+++ Given information

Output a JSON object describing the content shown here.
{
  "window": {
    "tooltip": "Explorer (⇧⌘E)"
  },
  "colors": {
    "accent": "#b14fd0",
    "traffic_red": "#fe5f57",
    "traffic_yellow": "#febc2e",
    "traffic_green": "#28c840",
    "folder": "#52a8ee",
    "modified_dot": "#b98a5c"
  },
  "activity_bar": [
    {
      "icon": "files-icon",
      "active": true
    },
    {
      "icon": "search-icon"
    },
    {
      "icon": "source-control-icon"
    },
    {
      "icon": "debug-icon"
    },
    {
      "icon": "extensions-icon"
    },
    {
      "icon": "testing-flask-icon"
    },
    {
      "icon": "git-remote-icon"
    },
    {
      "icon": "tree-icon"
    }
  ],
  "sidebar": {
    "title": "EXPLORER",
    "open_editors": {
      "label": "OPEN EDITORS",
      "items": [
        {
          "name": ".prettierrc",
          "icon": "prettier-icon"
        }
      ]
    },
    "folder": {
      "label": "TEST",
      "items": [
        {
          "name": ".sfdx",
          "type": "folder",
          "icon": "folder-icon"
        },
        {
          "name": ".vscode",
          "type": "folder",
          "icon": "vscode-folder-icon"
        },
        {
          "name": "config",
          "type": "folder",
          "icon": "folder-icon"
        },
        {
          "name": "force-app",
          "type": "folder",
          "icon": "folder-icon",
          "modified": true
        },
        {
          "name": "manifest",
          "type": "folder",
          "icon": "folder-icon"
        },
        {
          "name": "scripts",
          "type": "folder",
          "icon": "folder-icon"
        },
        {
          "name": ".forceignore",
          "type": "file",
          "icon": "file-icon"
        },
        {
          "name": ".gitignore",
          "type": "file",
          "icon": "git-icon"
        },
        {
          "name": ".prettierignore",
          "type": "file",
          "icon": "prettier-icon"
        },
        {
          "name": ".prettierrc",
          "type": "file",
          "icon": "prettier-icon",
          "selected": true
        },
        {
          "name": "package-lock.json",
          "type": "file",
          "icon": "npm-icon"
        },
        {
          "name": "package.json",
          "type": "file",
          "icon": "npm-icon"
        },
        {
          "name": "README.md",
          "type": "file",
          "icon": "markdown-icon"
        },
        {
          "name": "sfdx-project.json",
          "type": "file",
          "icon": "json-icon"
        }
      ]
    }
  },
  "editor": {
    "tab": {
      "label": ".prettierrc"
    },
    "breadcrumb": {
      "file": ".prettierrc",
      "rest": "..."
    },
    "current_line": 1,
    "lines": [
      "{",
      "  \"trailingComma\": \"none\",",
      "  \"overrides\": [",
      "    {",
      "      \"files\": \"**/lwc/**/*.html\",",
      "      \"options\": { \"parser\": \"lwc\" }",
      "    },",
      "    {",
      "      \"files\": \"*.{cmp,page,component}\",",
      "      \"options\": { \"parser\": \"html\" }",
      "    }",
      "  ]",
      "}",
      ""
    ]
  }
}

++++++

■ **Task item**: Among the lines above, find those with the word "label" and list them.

■ **Output for this task**:
      "label": "OPEN EDITORS",
      "label": "TEST",
      "label": ".prettierrc"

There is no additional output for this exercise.